Each record below needs to be copied out exactly as it stands.

Dataset entries:
- - - -

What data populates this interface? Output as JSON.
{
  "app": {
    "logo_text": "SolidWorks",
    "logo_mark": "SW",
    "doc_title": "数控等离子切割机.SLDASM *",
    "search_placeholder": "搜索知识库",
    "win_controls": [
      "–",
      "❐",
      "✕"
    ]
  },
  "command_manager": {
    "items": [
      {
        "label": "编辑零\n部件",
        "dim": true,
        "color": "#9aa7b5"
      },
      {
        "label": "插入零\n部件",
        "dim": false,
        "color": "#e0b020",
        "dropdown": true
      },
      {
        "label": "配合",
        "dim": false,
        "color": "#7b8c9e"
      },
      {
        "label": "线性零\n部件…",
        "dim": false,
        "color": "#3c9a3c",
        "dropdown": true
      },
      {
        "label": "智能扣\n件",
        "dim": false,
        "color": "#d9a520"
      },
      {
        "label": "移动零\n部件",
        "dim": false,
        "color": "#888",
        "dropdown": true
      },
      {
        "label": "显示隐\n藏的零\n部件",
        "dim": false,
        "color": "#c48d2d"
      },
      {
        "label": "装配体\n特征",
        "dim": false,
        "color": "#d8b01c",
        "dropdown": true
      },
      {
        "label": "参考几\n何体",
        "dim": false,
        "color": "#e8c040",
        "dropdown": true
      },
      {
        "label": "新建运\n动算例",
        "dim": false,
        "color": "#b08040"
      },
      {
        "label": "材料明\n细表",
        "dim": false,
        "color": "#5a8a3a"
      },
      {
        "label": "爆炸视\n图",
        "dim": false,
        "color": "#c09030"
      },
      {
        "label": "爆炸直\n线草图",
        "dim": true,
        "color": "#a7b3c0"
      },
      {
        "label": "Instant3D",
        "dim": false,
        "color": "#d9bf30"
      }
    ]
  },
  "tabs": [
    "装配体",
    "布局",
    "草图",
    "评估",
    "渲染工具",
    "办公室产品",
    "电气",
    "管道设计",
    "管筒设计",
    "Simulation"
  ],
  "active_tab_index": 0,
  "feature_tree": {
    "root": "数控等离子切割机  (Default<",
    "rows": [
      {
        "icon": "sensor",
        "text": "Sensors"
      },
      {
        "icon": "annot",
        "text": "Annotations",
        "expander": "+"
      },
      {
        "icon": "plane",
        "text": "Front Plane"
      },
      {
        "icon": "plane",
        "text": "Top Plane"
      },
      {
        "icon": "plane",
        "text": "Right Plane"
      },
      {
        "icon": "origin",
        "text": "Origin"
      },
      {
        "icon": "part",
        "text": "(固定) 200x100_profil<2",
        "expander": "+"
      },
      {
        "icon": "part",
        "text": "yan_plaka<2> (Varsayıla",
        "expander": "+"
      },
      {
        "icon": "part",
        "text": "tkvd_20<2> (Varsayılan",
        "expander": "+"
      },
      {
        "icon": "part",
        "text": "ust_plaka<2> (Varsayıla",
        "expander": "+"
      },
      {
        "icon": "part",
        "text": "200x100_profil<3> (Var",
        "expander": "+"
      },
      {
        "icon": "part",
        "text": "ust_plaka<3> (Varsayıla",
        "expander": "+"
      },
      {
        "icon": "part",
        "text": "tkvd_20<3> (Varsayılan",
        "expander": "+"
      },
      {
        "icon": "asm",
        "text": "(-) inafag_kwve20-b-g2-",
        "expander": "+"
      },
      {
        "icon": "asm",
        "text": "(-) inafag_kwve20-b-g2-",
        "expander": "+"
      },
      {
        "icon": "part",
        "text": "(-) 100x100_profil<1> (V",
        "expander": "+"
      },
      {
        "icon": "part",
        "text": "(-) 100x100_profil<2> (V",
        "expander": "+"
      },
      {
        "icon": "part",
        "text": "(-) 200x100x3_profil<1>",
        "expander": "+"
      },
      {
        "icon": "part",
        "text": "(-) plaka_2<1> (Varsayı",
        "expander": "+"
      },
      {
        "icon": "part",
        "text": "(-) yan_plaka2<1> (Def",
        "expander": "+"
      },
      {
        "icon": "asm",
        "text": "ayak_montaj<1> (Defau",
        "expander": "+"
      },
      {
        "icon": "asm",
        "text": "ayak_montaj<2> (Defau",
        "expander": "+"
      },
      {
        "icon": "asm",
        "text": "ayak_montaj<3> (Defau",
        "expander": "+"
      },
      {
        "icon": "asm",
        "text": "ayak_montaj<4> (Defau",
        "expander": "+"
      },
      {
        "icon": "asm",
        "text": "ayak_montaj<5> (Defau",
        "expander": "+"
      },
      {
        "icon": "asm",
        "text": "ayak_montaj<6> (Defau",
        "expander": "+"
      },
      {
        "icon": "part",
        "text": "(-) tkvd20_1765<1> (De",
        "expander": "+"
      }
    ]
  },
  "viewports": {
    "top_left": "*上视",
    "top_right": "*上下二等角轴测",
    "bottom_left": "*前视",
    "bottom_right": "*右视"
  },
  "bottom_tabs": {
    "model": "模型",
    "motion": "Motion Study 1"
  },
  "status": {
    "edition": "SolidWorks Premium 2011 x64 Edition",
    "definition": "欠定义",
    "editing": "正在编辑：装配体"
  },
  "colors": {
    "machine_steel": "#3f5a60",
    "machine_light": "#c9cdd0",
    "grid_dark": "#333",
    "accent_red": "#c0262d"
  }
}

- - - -

Result of this task:
What data populates this interface? Output as JSON.
{
  "app": {
    "logo_text": "SolidWorks",
    "logo_mark": "SW",
    "doc_title": "数控等离子切割机.SLDASM *",
    "search_placeholder": "搜索知识库",
    "win_controls": [
      "–",
      "❐",
      "✕"
    ]
  },
  "command_manager": {
    "items": [
      {
        "label": "编辑零\n部件",
        "dim": true,
        "color": "#9aa7b5"
      },
      {
        "label": "插入零\n部件",
        "dim": false,
        "color": "#e0b020",
        "dropdown": true
      },
      {
        "label": "配合",
        "dim": false,
        "color": "#7b8c9e"
      },
      {
        "label": "线性零\n部件…",
        "dim": false,
        "color": "#3c9a3c",
        "dropdown": true
      },
      {
        "label": "智能扣\n件",
        "dim": false,
        "color": "#d9a520"
      },
      {
        "label": "移动零\n部件",
        "dim": false,
        "color": "#888",
        "dropdown": true
      },
      {
        "label": "显示隐\n藏的零\n部件",
        "dim": false,
        "color": "#c48d2d"
      },
      {
        "label": "装配体\n特征",
        "dim": false,
        "color": "#d8b01c",
        "dropdown": true
      },
      {
        "label": "参考几\n何体",
        "dim": false,
        "color": "#e8c040",
        "dropdown": true
      },
      {
        "label": "新建运\n动算例",
        "dim": false,
        "color": "#b08040"
      },
      {
        "label": "材料明\n细表",
        "dim": false,
        "color": "#5a8a3a"
      },
      {
        "label": "爆炸视\n图",
        "dim": false,
        "color": "#c09030"
      },
      {
        "label": "爆炸直\n线草图",
        "dim": true,
        "color": "#a7b3c0"
      },
      {
        "label": "Instant3D",
        "dim": false,
        "color": "#d9bf30"
      }
    ]
  },
  "tabs": [
    "装配体",
    "布局",
    "草图",
    "评估",
    "渲染工具",
    "办公室产品",
    "电气",
    "管道设计",
    "管筒设计",
    "Simulation"
  ],
  "active_tab_index": 0,
  "feature_tree": {
    "root": "数控等离子切割机  (Default<",
    "rows": [
      {
        "icon": "sensor",
        "text": "Sensors"
      },
      {
        "icon": "annot",
        "text": "Annotations",
        "expander": "+"
      },
      {
        "icon": "plane",
        "text": "Front Plane"
      },
      {
        "icon": "plane",
        "text": "Top Plane"
      },
      {
        "icon": "plane",
        "text": "Right Plane"
      },
      {
        "icon": "origin",
        "text": "Origin"
      },
      {
        "icon": "part",
        "text": "(固定) 200x100_profil<2",
        "expander": "+"
      },
      {
        "icon": "part",
        "text": "yan_plaka<2> (Varsayıla",
        "expander": "+"
      },
      {
        "icon": "part",
        "text": "tkvd_20<2> (Varsayılan",
        "expander": "+"
      },
      {
        "icon": "part",
        "text": "ust_plaka<2> (Varsayıla",
        "expander": "+"
      },
      {
        "icon": "part",
        "text": "200x100_profil<3> (Var",
        "expander": "+"
      },
      {
        "icon": "part",
        "text": "ust_plaka<3> (Varsayıla",
        "expander": "+"
      },
      {
        "icon": "part",
        "text": "tkvd_20<3> (Varsayılan",
        "expander": "+"
      },
      {
        "icon": "asm",
        "text": "(-) inafag_kwve20-b-g2-",
        "expander": "+"
      },
      {
        "icon": "asm",
        "text": "(-) inafag_kwve20-b-g2-",
        "expander": "+"
      },
      {
        "icon": "part",
        "text": "(-) 100x100_profil<1> (V",
        "expander": "+"
      },
      {
        "icon": "part",
        "text": "(-) 100x100_profil<2> (V",
        "expander": "+"
      },
      {
        "icon": "part",
        "text": "(-) 200x100x3_profil<1>",
        "expander": "+"
      },
      {
        "icon": "part",
        "text": "(-) plaka_2<1> (Varsayı",
        "expander": "+"
      },
      {
        "icon": "part",
        "text": "(-) yan_plaka2<1> (Def",
        "expander": "+"
      },
      {
        "icon": "asm",
        "text": "ayak_montaj<1> (Defau",
        "expander": "+"
      },
      {
        "icon": "asm",
        "text": "ayak_montaj<2> (Defau",
        "expander": "+"
      },
      {
        "icon": "asm",
        "text": "ayak_montaj<3> (Defau",
        "expander": "+"
      },
      {
        "icon": "asm",
        "text": "ayak_montaj<4> (Defau",
        "expander": "+"
      },
      {
        "icon": "asm",
        "text": "ayak_montaj<5> (Defau",
        "expander": "+"
      },
      {
        "icon": "asm",
        "text": "ayak_montaj<6> (Defau",
        "expander": "+"
      },
      {
        "icon": "part",
        "text": "(-) tkvd20_1765<1> (De",
        "expander": "+"
      }
    ]
  },
  "viewports": {
    "top_left": "*上视",
    "top_right": "*上下二等角轴测",
    "bottom_left": "*前视",
    "bottom_right": "*右视"
  },
  "bottom_tabs": {
    "model": "模型",
    "motion": "Motion Study 1"
  },
  "status": {
    "edition": "SolidWorks Premium 2011 x64 Edition",
    "definition": "欠定义",
    "editing": "正在编辑：装配体"
  },
  "colors": {
    "machine_steel": "#3f5a60",
    "machine_light": "#c9cdd0",
    "grid_dark": "#333",
    "accent_red": "#c0262d"
  }
}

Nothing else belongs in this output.